MATERIAL PROVIDED >>
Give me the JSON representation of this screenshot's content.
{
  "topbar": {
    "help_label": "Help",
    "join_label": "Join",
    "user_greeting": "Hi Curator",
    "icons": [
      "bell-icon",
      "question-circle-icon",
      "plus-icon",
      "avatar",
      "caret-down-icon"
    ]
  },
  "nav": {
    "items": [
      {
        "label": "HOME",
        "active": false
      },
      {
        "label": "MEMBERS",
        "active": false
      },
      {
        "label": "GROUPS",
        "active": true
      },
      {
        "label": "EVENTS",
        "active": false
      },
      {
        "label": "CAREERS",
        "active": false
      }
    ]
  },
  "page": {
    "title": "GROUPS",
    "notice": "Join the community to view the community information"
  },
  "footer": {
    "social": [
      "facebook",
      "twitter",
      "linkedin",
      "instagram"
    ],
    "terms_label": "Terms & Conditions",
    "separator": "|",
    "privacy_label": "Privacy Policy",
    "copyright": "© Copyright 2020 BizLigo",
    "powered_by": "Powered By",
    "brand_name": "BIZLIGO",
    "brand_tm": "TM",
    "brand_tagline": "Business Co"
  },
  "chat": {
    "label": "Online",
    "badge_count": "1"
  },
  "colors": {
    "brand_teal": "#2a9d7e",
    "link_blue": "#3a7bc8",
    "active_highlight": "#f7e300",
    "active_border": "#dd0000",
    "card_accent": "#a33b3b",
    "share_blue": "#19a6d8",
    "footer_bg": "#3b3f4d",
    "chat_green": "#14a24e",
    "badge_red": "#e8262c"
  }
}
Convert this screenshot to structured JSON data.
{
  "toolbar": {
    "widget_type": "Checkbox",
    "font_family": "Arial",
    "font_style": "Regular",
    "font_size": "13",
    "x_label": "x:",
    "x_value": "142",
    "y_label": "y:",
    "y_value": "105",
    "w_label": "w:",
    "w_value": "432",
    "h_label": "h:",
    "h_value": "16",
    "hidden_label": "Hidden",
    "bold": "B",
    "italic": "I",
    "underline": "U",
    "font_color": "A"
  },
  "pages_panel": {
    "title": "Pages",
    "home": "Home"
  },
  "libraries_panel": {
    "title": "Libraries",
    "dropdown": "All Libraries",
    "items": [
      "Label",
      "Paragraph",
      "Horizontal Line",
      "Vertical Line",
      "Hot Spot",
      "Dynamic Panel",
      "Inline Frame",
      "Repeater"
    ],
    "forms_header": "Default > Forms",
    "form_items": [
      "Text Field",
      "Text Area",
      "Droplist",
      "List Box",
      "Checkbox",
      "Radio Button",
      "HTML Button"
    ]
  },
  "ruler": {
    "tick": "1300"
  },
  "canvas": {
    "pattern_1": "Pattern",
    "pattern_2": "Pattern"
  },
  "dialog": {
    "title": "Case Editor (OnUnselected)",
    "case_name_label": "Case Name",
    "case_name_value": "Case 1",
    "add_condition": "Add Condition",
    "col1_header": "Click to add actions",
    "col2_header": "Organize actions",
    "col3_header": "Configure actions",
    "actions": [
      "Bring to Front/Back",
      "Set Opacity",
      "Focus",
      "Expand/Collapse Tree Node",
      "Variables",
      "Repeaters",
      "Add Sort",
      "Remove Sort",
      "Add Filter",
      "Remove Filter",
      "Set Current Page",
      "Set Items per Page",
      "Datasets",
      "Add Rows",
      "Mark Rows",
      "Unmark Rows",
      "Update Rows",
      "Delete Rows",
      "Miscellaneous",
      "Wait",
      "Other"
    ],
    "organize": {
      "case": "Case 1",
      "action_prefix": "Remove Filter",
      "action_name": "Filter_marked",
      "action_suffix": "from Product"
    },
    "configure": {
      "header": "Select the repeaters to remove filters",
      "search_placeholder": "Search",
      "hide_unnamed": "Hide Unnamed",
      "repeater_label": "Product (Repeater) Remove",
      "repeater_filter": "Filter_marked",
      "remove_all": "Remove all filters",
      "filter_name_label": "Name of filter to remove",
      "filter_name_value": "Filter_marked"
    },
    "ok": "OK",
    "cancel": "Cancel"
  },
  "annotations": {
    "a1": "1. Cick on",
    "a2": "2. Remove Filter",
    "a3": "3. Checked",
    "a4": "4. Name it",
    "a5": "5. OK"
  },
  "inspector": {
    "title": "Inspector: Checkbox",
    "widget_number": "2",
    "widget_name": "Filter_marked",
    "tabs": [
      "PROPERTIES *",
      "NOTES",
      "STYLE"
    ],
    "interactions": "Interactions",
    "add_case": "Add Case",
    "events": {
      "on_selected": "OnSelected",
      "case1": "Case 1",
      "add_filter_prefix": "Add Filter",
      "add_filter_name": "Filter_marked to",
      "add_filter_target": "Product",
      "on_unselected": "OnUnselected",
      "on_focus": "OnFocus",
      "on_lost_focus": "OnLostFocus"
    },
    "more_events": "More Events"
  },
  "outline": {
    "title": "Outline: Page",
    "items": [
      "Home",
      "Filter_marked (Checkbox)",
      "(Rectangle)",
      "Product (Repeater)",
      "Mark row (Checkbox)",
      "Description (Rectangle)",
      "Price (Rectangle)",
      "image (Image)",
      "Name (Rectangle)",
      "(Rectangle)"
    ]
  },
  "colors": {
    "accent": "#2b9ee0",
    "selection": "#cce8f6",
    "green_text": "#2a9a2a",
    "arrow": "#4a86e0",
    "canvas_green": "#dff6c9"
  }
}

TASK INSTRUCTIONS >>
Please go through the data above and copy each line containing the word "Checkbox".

THE COMPLETED TASK >>
    "widget_type": "Checkbox",
      "Checkbox",
    "title": "Inspector: Checkbox",
      "Filter_marked (Checkbox)",
      "Mark row (Checkbox)",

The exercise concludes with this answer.